The Cricket Tier
Sep 6, 2016
Joe Root, with his baby face, cheeky smile and unassuming nature, is definitely the boy next door you don’t mind introducing to your Gran. But put him on a cricket pitch and he will send shivers down the spines of even the most terrifying of bowling attacks.
Whilst every milestone and success on the cricket pitch is accompanied by a blast of boos, we all know that this is the affectionate sound of “Roooooooot” resonating out from an adoring crowd as they sing out the name of the nation’s favourite blue-eyed boy.
I first saw Joe Root playing cricket for Yorkshire in a televised T20 match. He impressed me even then with his temperament. It seemed that he was immune to the pressure that most players feel. Nothing seemed to faze him, and you could tell then that this boy was destined for great things. He even chipped in with a wicket, as he seems to do so often when his team need him to.
And that perhaps sums up this Sheffield-born lad – he always seems to be there when his team need him the most. Right from the start, Root showed us that he could bat under pressure. As the 655th player to represent England, he came to the crease on Test debut in 2012 with his team struggling on 139-5, only to knock out the sixth longest innings by an English batsman on debut. His composed 73, carved out in 289 minutes, helped steer England to an unlikely draw and secured an historic series win away in India.

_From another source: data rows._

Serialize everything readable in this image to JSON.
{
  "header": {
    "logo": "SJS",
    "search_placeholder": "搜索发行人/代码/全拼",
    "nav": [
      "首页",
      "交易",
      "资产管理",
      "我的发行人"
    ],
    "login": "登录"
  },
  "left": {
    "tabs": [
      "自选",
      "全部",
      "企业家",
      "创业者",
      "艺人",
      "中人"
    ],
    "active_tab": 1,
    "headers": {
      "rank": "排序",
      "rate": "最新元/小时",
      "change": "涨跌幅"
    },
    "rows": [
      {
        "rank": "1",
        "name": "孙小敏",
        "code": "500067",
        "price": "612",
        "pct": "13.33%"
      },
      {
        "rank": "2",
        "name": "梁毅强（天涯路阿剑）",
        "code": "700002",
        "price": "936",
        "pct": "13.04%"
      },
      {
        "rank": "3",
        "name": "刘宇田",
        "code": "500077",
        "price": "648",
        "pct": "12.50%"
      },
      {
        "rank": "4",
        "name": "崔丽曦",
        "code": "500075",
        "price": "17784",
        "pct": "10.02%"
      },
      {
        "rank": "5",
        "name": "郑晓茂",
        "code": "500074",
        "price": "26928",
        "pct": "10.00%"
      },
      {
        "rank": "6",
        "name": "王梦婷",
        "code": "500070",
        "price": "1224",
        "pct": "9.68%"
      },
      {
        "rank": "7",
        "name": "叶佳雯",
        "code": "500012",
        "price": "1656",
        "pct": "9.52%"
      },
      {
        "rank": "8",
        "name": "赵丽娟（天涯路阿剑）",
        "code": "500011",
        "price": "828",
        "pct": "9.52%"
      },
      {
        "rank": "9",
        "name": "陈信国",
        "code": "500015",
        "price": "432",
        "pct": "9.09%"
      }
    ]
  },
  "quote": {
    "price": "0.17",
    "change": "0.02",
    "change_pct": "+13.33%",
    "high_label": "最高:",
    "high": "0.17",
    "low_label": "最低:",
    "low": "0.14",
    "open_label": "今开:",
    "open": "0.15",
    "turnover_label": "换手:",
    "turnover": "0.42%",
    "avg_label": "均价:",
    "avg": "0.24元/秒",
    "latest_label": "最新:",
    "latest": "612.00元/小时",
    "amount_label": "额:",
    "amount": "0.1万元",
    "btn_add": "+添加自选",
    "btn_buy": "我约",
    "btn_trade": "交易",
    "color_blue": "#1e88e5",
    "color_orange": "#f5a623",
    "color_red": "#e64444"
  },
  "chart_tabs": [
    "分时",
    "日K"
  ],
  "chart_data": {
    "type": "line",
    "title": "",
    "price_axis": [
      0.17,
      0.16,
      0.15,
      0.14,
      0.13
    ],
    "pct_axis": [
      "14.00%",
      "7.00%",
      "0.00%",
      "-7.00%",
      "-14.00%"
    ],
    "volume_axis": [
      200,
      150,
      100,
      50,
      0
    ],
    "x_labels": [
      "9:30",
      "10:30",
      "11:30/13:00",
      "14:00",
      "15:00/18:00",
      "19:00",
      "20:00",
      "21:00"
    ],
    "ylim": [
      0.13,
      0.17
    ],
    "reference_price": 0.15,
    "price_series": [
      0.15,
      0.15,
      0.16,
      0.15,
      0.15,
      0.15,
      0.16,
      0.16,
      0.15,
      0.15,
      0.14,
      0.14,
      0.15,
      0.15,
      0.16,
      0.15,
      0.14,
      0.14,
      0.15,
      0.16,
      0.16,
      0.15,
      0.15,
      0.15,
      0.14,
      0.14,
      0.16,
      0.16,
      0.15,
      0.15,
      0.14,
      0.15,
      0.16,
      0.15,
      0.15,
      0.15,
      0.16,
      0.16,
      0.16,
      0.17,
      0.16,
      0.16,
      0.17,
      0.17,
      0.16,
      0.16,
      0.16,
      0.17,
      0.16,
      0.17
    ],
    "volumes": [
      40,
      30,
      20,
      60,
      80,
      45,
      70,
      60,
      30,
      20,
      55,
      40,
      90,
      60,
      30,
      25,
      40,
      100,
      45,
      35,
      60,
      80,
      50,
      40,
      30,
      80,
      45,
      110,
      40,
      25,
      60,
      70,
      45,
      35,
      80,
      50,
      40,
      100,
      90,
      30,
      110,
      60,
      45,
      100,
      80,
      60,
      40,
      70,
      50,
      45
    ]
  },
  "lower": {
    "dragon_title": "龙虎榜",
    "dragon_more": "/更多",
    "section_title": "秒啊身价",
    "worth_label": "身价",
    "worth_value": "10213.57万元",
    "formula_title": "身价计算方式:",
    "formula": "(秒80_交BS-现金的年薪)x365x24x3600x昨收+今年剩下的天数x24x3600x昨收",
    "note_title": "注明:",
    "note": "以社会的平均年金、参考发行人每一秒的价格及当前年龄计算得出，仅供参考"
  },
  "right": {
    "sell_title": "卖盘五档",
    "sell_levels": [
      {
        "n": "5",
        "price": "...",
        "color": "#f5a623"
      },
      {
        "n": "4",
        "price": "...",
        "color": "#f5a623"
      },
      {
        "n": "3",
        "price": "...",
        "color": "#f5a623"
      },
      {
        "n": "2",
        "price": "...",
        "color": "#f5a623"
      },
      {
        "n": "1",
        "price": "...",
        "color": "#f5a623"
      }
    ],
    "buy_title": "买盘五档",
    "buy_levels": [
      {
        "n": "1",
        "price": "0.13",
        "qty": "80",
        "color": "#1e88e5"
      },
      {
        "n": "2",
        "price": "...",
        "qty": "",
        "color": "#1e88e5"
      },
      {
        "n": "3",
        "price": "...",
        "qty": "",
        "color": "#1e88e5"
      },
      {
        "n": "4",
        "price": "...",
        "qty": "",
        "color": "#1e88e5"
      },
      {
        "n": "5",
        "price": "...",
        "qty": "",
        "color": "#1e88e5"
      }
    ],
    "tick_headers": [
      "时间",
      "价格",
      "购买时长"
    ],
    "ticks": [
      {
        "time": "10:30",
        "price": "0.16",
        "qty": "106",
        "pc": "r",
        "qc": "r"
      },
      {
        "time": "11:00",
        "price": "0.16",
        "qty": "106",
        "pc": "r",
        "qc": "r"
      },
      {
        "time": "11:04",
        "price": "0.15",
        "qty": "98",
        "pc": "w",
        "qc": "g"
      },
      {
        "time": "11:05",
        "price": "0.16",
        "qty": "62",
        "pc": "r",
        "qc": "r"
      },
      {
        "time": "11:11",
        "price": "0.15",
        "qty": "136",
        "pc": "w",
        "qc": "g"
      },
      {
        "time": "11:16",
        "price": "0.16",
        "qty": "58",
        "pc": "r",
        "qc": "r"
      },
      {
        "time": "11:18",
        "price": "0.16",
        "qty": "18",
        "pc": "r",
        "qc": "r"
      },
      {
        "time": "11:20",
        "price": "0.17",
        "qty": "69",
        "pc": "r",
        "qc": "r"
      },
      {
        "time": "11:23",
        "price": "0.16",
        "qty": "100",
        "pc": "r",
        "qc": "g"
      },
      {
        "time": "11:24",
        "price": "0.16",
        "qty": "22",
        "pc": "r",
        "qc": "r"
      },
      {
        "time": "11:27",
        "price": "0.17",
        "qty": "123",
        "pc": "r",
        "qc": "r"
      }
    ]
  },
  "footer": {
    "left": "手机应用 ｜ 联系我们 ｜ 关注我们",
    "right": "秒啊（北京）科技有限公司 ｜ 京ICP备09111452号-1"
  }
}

Root is not the powerhouse hitter like some in the modern game are, he relies on his timing and placement. But there’s just something comforting when he walks out to the middle, like hot cup of a cocoa on a cold day. He rarely gives his wicket away cheaply. Who else would you want to see at the crease when your team are struggling? There’s a certain composed confidence about him that you can’t help but feel quietly reassured that everything be OK in the end. It’s this composure that shone through against India at Trent Bridge in 2014. His remarkable 154 not out sent England from 298-9 to 496 all out, as he and put on a world record 198 runs with Jimmy Anderson for the last wicket.
And it’s not just Root’s batting that impresses, he’s mister reliable at his fielding position in the slips, and is earning a reputation with the ball with his ability to pick up useful wickets at crucial moments. Batsmen beware – you should never under estimate the part-time off-spin of Joe Root.
And surely the best is yet to come, with his recent high score of 254 against Pakistan, all the signs point to a very fruitful career in all formats of the game, perhaps as captain one day, when the time comes, but time will tell on that front. But for now, the best bit for all us England fans is that he’s only 25, which means we’ll be seeing plenty of Our Joe for years to come.
by Jenny Ivison